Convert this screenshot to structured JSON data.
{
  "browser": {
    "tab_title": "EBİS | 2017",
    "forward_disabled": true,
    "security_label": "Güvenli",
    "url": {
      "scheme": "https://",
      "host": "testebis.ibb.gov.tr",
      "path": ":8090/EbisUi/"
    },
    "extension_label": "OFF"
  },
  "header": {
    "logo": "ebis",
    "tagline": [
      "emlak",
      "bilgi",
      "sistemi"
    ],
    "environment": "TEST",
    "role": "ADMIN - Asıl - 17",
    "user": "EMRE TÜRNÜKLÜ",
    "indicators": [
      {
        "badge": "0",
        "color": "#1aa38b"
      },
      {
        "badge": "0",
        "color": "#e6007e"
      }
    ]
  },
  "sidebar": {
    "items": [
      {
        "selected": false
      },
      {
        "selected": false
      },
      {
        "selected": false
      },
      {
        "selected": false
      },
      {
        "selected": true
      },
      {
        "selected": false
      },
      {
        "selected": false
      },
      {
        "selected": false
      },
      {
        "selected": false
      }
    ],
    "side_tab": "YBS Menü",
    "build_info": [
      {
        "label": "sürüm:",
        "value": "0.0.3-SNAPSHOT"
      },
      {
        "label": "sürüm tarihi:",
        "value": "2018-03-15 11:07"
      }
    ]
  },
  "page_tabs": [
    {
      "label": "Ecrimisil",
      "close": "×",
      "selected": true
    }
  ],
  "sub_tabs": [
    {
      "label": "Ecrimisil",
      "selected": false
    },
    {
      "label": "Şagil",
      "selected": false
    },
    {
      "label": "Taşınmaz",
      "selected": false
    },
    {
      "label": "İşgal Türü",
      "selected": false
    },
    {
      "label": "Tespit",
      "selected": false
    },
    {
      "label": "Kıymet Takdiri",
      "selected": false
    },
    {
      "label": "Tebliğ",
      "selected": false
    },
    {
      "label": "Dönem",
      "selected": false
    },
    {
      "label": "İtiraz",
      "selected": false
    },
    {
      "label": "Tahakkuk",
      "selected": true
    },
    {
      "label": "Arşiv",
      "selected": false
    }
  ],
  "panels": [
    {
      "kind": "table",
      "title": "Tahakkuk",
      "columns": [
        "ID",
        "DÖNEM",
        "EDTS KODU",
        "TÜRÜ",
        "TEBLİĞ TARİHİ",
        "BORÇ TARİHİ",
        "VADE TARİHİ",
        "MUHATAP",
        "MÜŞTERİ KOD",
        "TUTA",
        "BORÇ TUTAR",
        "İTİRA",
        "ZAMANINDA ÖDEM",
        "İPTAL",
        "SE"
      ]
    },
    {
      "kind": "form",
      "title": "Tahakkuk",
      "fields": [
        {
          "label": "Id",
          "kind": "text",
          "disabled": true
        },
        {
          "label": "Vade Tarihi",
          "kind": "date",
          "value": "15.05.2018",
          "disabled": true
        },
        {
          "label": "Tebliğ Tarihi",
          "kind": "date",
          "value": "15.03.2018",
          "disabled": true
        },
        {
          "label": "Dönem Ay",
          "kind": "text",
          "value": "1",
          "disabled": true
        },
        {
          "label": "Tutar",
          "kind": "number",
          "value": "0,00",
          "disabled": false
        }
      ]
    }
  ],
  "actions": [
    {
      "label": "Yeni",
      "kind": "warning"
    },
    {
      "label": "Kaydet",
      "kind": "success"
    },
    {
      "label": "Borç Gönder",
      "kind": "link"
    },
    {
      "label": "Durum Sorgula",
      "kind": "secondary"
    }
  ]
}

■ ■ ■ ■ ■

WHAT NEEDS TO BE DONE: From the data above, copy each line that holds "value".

ANSWER SECTION:
        "value": "0.0.3-SNAPSHOT"
        "value": "2018-03-15 11:07"
          "value": "15.05.2018",
          "value": "15.03.2018",
          "value": "1",
          "value": "0,00",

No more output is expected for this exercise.